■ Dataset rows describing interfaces
────
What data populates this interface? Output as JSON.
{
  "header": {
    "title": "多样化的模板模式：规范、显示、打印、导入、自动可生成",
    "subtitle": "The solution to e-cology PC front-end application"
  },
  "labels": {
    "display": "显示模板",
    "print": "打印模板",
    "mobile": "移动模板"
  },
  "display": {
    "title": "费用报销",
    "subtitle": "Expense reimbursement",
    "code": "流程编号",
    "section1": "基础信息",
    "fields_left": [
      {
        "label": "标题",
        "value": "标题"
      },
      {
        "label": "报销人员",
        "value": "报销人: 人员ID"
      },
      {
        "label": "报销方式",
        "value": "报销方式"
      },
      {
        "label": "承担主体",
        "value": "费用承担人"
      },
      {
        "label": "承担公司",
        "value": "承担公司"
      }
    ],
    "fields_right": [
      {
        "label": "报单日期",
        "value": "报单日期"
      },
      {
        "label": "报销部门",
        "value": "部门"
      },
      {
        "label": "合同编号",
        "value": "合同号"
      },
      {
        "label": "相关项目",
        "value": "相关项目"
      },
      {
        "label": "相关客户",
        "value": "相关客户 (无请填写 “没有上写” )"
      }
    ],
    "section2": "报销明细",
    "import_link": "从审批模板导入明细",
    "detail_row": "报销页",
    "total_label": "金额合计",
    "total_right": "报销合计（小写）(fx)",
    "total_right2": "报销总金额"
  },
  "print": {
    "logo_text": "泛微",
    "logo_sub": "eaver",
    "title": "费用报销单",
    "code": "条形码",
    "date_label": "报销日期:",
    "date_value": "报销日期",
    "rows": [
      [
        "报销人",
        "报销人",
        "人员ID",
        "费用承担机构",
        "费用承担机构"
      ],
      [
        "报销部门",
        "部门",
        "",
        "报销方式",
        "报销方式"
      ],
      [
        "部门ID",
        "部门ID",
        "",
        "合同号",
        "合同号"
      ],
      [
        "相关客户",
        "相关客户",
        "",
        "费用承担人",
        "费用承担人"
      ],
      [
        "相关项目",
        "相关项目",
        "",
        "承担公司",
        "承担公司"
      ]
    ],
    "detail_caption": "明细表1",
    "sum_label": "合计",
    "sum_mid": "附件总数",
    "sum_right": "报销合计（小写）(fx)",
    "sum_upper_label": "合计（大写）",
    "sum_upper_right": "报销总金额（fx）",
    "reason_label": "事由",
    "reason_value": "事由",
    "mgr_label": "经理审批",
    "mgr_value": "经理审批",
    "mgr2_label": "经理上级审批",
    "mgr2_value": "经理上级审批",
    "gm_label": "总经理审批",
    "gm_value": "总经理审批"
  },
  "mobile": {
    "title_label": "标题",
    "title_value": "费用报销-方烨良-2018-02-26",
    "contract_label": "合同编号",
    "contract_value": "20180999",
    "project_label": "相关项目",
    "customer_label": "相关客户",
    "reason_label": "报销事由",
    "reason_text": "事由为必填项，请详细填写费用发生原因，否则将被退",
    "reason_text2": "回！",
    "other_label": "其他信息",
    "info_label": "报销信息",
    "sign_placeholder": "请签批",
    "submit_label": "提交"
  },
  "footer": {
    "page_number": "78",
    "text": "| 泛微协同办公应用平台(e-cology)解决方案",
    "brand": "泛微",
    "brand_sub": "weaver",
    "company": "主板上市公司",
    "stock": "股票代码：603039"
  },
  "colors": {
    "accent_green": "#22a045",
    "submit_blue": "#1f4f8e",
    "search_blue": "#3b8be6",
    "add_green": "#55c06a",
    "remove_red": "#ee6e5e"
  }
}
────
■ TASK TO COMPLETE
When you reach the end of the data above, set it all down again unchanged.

■ ANSWER
What data populates this interface? Output as JSON.
{
  "header": {
    "title": "多样化的模板模式：规范、显示、打印、导入、自动可生成",
    "subtitle": "The solution to e-cology PC front-end application"
  },
  "labels": {
    "display": "显示模板",
    "print": "打印模板",
    "mobile": "移动模板"
  },
  "display": {
    "title": "费用报销",
    "subtitle": "Expense reimbursement",
    "code": "流程编号",
    "section1": "基础信息",
    "fields_left": [
      {
        "label": "标题",
        "value": "标题"
      },
      {
        "label": "报销人员",
        "value": "报销人: 人员ID"
      },
      {
        "label": "报销方式",
        "value": "报销方式"
      },
      {
        "label": "承担主体",
        "value": "费用承担人"
      },
      {
        "label": "承担公司",
        "value": "承担公司"
      }
    ],
    "fields_right": [
      {
        "label": "报单日期",
        "value": "报单日期"
      },
      {
        "label": "报销部门",
        "value": "部门"
      },
      {
        "label": "合同编号",
        "value": "合同号"
      },
      {
        "label": "相关项目",
        "value": "相关项目"
      },
      {
        "label": "相关客户",
        "value": "相关客户 (无请填写 “没有上写” )"
      }
    ],
    "section2": "报销明细",
    "import_link": "从审批模板导入明细",
    "detail_row": "报销页",
    "total_label": "金额合计",
    "total_right": "报销合计（小写）(fx)",
    "total_right2": "报销总金额"
  },
  "print": {
    "logo_text": "泛微",
    "logo_sub": "eaver",
    "title": "费用报销单",
    "code": "条形码",
    "date_label": "报销日期:",
    "date_value": "报销日期",
    "rows": [
      [
        "报销人",
        "报销人",
        "人员ID",
        "费用承担机构",
        "费用承担机构"
      ],
      [
        "报销部门",
        "部门",
        "",
        "报销方式",
        "报销方式"
      ],
      [
        "部门ID",
        "部门ID",
        "",
        "合同号",
        "合同号"
      ],
      [
        "相关客户",
        "相关客户",
        "",
        "费用承担人",
        "费用承担人"
      ],
      [
        "相关项目",
        "相关项目",
        "",
        "承担公司",
        "承担公司"
      ]
    ],
    "detail_caption": "明细表1",
    "sum_label": "合计",
    "sum_mid": "附件总数",
    "sum_right": "报销合计（小写）(fx)",
    "sum_upper_label": "合计（大写）",
    "sum_upper_right": "报销总金额（fx）",
    "reason_label": "事由",
    "reason_value": "事由",
    "mgr_label": "经理审批",
    "mgr_value": "经理审批",
    "mgr2_label": "经理上级审批",
    "mgr2_value": "经理上级审批",
    "gm_label": "总经理审批",
    "gm_value": "总经理审批"
  },
  "mobile": {
    "title_label": "标题",
    "title_value": "费用报销-方烨良-2018-02-26",
    "contract_label": "合同编号",
    "contract_value": "20180999",
    "project_label": "相关项目",
    "customer_label": "相关客户",
    "reason_label": "报销事由",
    "reason_text": "事由为必填项，请详细填写费用发生原因，否则将被退",
    "reason_text2": "回！",
    "other_label": "其他信息",
    "info_label": "报销信息",
    "sign_placeholder": "请签批",
    "submit_label": "提交"
  },
  "footer": {
    "page_number": "78",
    "text": "| 泛微协同办公应用平台(e-cology)解决方案",
    "brand": "泛微",
    "brand_sub": "weaver",
    "company": "主板上市公司",
    "stock": "股票代码：603039"
  },
  "colors": {
    "accent_green": "#22a045",
    "submit_blue": "#1f4f8e",
    "search_blue": "#3b8be6",
    "add_green": "#55c06a",
    "remove_red": "#ee6e5e"
  }
}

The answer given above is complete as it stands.